_myservconn() {
    local cur=${COMP_WORDS[COMP_CWORD]}
    THE_KEYS=$( python3 -c "import os,sys; sys.path=['/path/to/my/project'] + sys.path; from config import COMMAND_PORTS as PO; print(' '.join(PO.keys()))" );
    COMPREPLY=( $(compgen -W "$THE_KEYS" -- $cur) )

complete -F _myservconn myservconn

Let’s explain what happens here. The first line in this function is a local variable cur (meaning that it exists only within the scope of this function). We assign something strange to it. From GNU docs:


An array variable consisting of the individual words in the current command line. The line is split into words as Readline would split it, using COMP_WORDBREAKS as described above. This variable is available only in shell functions invoked by the programmable completion facilities.

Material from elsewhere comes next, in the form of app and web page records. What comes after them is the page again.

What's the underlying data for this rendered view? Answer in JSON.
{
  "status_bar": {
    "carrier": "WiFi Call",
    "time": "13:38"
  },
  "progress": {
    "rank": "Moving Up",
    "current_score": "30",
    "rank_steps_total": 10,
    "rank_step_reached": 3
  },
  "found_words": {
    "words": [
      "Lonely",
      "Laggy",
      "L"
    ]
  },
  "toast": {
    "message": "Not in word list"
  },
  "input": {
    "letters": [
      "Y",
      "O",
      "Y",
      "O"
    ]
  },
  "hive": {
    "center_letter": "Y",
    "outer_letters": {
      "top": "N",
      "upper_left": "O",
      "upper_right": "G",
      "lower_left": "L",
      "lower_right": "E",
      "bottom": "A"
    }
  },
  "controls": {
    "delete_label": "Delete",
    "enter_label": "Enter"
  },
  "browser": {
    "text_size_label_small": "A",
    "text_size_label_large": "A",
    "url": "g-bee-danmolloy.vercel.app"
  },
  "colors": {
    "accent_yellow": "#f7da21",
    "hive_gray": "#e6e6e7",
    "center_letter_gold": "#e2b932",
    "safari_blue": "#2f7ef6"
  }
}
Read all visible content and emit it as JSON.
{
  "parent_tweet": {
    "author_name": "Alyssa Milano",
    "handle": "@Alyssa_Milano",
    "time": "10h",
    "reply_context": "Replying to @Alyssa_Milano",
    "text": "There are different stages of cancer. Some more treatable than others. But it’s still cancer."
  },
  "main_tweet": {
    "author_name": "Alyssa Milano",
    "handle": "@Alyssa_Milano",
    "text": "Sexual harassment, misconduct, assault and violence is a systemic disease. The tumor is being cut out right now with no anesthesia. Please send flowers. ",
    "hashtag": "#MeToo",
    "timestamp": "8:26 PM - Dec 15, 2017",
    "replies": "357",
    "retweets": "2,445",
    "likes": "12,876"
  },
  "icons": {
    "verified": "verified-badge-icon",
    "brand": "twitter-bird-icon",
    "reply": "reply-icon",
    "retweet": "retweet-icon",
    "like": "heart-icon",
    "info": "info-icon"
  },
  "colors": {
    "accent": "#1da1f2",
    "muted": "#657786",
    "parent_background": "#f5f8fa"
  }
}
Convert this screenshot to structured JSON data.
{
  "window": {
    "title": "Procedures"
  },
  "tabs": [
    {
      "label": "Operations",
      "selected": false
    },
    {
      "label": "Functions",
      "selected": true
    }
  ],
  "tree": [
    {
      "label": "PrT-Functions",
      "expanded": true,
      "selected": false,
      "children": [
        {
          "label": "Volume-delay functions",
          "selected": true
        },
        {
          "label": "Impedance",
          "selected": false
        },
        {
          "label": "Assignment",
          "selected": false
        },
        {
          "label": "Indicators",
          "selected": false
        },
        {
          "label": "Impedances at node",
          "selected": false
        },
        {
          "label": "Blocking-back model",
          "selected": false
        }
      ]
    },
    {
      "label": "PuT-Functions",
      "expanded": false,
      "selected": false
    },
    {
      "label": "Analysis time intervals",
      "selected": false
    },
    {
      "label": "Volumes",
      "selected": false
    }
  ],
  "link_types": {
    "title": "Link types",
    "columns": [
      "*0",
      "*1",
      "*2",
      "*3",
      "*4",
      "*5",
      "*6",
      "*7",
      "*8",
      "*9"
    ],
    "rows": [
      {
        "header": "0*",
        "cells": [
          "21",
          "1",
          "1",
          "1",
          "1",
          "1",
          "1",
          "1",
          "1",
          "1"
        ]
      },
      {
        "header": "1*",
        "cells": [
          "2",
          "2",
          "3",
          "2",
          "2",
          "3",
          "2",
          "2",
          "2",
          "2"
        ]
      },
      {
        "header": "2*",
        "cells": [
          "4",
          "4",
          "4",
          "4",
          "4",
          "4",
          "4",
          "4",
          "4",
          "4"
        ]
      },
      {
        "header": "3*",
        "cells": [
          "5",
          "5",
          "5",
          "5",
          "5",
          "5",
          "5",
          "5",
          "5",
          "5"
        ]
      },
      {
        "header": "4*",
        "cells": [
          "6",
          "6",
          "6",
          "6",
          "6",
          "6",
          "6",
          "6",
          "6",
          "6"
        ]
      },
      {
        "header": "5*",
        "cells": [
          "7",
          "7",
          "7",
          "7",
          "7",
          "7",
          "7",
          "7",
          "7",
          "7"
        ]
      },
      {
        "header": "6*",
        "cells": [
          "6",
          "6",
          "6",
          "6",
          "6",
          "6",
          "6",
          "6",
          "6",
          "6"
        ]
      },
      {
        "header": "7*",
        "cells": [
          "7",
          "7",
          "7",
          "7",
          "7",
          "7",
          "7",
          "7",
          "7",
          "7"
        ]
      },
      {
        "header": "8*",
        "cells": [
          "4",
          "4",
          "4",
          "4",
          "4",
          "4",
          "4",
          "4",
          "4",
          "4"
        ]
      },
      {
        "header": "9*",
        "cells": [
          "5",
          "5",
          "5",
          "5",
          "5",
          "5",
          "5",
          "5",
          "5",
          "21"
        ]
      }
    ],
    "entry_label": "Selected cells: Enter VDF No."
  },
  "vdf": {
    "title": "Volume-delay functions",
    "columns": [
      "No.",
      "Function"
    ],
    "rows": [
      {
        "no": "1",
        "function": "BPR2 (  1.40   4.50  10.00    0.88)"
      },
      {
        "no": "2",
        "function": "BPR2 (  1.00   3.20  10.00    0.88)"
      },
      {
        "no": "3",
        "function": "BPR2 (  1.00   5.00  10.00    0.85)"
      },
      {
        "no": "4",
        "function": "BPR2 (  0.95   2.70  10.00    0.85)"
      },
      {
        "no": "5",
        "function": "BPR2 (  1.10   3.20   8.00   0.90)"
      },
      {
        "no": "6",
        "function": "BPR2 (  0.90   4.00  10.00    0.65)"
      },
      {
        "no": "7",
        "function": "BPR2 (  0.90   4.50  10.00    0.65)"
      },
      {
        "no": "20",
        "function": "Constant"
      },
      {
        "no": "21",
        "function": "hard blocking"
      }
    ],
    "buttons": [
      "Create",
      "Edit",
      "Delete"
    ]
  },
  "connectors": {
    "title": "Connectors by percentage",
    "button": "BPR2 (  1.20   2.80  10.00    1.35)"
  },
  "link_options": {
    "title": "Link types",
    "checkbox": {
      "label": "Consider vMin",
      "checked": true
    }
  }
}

An index into ${COMP_WORDS} of the word containing the current cursor position. This variable is available only in shell functions invoked by the programmable completion facilities.

So it takes the array of everything that is currently typed into command line (split by spaces) and takes the word the cursor is currently at.

Next, we run a Python script as we did before. But we changed the last line so it would print all the keys in our dictionary as space-separated words.

Then, we provide the keys as options and current word as final argument to compgen. From docs:

compgen [option] [word]

Generate possible completion matches for word according to the options,[..]

It returns an array of words from the given space-separated list (-W option) that correspond to a given word. Finally, we assign this result to COMPREPLY, which is:

An array variable from which Bash reads the possible completions generated by a shell function invoked by the programmable completion facility (see Programmable Completion). Each array element contains one possible completion.

And finally, after the function we register it as an autocompletion handler (-F option) for our function using complete built-in.

Now, whenever I use the myservconn command, I can press Tab and get the list of all available component names. Perfect! No need to remember stuff now, I can be lazy, hahah.

In conclusion

This was simply a set of tips that might be helpful if you want to shorten a command, implement autocomplete or add a command history to a shell or console that does not support it.

As always, thanks for reading. I will see you eventually.